After a night's rest in Petropavlovsk, we set off by helicopter, briefly stopping by the Karymsky volcano, which, since its 1996 eruption, has been spewing ash into the air every 10 minutes or so with sinister rumbles. No wonder the native Itelmen people once thought the volcanoes were inhabited by gomulsˇXghosts that roasted whales over huge bonfires, sending forth clouds of smoke and rivers of boiling fat. After camping by the Sestryonka River, we hiked through birch forests and fields of wild purple irises to the Valley of Geysers.
Discovered in 1941, this hidden canyon in the Kronotsky Nature Preserve is one of the world's geothermal wonders. Rickety boardwalks snake through a hell's kitchen of bubbling mud pots in rainbow hues of ocher, pea green and blue gray; of steaming fumaroles puffing from deep crevasses; and of more than 200 geysers, some of which spout boiling water over 30 meters into the air. Similarly dramatic was the nearby Uzon Caldera, a 15-sq-km geothermal field where we bathed in a warm, sulfurous-smelling pond. As we coated ourselves with the mud, thinking "spa," our cook, Elena, a regular visitor to the spot, warned, "Don't stay in too longˇXthe radon gas is not good for your heart." Oops.
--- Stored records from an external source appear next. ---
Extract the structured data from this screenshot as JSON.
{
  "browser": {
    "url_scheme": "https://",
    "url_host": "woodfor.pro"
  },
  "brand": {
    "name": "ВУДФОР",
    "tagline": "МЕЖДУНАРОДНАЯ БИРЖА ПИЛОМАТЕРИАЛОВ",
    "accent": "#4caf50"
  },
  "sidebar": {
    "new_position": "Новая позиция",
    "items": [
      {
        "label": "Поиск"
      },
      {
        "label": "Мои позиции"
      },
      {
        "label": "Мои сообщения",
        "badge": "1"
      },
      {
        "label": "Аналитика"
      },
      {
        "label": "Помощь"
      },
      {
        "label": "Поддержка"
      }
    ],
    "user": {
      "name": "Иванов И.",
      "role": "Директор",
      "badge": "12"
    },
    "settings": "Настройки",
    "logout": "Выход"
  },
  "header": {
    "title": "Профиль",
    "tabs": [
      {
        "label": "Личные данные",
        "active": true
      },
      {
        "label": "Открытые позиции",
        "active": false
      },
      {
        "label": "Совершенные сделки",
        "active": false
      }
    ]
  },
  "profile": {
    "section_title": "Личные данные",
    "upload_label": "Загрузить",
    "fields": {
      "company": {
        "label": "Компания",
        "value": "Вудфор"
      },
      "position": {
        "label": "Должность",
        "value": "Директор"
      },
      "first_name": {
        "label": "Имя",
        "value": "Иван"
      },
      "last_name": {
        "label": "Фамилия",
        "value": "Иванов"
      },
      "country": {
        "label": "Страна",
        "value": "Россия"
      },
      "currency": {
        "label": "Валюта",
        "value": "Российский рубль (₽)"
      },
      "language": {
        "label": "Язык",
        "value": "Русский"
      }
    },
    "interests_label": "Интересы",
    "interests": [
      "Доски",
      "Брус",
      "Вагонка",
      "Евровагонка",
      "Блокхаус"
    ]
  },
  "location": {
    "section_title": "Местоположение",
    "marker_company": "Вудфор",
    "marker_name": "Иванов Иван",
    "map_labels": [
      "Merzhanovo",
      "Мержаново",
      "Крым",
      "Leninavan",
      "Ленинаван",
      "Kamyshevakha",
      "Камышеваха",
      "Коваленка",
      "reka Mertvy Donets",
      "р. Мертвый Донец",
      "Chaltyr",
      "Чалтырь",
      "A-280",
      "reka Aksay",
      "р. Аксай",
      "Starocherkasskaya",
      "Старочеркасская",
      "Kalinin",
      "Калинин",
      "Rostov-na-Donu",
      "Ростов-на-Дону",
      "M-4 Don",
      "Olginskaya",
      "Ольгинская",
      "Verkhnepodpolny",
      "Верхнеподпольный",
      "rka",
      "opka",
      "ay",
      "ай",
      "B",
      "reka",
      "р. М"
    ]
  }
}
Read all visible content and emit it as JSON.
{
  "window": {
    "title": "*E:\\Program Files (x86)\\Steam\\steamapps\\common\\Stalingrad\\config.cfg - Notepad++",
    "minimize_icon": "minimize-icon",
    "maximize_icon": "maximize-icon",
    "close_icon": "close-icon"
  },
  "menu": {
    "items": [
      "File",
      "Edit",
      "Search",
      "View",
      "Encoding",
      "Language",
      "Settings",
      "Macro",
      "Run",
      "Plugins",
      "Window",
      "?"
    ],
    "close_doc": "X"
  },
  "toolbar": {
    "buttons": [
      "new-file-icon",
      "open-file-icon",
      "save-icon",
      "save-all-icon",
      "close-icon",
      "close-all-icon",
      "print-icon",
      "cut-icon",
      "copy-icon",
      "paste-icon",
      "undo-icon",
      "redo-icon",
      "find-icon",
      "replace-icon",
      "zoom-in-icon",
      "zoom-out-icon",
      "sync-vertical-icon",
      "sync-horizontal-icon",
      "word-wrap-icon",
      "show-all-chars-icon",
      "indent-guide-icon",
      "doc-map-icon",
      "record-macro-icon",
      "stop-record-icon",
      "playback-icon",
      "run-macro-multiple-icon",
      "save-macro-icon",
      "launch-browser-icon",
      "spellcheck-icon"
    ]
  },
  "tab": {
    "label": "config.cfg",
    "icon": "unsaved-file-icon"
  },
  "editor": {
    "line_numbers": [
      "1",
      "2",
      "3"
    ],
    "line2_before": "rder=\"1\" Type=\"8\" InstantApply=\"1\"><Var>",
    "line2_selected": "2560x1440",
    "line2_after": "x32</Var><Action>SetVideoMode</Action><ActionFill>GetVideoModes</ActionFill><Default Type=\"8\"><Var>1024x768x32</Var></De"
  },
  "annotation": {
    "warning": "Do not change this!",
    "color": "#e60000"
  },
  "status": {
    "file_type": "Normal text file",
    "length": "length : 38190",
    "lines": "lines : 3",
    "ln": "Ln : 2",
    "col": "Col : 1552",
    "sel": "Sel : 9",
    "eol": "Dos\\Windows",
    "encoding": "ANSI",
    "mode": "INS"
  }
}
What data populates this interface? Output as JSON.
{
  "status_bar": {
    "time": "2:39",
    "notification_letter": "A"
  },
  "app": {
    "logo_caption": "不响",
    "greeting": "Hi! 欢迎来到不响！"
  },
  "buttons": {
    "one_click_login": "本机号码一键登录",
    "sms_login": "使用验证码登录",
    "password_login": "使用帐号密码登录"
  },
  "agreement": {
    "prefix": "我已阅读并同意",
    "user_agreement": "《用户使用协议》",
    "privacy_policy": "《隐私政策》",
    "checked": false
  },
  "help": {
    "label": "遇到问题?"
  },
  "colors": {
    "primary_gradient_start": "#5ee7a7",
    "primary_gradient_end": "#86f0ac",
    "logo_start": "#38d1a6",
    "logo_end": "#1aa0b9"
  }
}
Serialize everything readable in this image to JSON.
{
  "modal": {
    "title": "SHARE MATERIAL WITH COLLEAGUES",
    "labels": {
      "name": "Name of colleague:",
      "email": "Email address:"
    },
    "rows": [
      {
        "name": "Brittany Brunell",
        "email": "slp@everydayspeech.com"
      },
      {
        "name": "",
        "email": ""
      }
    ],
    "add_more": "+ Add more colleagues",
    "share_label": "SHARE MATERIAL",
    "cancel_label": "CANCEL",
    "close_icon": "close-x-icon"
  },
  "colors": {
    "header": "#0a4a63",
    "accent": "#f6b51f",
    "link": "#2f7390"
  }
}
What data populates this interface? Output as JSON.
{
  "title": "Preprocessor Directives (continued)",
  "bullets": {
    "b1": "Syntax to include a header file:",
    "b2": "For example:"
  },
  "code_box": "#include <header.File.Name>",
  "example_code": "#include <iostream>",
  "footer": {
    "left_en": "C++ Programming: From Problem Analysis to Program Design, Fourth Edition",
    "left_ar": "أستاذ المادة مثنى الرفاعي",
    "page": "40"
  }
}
Primitive and unpredictable, Kamchatka might not be for the fainthearted. But for extravagant, dazzling scenery, it is unparalleled. "People come here and reproach us," Kruglyakov of Lost World says. "They ask, 'How is it that you have all this beauty and you haven't told anyone?'" Kamchatka, wild as it remains, is slowly opening to the world.